*Your objective*: Keep only the lines of the listing that include the word "price", and copy them.

- - -

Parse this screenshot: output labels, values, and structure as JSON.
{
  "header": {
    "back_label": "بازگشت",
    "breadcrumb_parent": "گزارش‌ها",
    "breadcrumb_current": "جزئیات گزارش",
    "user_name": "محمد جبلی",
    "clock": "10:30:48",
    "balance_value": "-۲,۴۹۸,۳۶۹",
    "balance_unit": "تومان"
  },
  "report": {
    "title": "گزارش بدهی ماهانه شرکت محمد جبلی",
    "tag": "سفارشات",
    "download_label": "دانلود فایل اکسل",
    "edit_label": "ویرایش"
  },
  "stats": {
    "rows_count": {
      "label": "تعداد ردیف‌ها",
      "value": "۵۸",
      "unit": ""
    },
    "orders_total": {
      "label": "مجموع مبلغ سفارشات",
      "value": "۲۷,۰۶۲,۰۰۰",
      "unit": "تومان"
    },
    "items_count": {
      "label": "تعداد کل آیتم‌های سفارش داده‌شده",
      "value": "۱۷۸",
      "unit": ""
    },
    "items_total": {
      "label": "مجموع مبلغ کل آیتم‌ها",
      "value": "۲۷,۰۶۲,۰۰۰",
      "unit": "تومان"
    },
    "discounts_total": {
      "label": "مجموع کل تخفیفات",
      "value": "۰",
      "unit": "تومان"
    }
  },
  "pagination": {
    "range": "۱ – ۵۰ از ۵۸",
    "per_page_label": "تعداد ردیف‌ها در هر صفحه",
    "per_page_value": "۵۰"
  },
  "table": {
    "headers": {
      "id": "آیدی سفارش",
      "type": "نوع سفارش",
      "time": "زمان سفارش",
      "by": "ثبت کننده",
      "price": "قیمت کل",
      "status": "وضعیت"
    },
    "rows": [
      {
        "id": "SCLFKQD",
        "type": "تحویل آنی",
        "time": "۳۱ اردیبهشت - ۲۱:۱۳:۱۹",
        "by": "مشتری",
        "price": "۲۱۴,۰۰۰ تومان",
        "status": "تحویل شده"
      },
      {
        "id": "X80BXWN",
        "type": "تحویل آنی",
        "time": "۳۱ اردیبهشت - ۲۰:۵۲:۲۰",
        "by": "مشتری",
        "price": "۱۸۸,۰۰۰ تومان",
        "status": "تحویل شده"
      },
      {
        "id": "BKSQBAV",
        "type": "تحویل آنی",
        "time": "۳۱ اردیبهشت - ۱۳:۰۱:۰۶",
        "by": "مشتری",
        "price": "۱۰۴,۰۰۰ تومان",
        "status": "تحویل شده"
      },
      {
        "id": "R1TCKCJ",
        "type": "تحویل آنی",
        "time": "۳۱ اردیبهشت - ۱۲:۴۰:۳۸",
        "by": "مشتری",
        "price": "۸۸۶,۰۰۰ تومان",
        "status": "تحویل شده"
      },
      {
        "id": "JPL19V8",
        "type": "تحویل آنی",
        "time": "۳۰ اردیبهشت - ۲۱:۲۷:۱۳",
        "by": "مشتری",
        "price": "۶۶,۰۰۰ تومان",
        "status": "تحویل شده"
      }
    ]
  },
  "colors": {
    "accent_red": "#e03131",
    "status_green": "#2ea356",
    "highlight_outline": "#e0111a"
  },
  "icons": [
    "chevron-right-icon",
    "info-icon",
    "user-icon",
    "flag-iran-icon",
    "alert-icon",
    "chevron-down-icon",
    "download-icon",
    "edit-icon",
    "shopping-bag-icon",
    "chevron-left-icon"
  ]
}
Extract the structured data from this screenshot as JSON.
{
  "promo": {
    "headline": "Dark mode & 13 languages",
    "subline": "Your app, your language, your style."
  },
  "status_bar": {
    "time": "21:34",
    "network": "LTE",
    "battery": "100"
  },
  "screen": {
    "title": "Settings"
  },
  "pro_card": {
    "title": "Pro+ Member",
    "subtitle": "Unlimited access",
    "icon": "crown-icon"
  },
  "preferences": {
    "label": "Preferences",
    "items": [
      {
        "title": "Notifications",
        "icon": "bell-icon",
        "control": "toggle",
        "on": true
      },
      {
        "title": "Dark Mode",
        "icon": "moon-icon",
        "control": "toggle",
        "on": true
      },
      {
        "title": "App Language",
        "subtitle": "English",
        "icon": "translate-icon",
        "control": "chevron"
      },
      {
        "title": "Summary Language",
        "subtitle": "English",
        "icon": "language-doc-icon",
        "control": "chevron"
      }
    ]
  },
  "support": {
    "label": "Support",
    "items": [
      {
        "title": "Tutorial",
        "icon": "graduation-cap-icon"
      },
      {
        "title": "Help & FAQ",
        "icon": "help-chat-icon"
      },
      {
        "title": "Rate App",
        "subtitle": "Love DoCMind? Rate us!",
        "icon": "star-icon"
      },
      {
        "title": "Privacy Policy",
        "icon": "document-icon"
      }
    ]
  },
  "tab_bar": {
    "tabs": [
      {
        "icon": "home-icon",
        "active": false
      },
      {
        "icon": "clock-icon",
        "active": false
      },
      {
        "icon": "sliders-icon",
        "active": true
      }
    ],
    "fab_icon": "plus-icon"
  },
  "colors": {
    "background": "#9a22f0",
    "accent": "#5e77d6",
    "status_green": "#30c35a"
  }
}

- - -

*Written answer*:
      "price": "قیمت کل",
        "price": "۲۱۴,۰۰۰ تومان",
        "price": "۱۸۸,۰۰۰ تومان",
        "price": "۱۰۴,۰۰۰ تومان",
        "price": "۸۸۶,۰۰۰ تومان",
        "price": "۶۶,۰۰۰ تومان",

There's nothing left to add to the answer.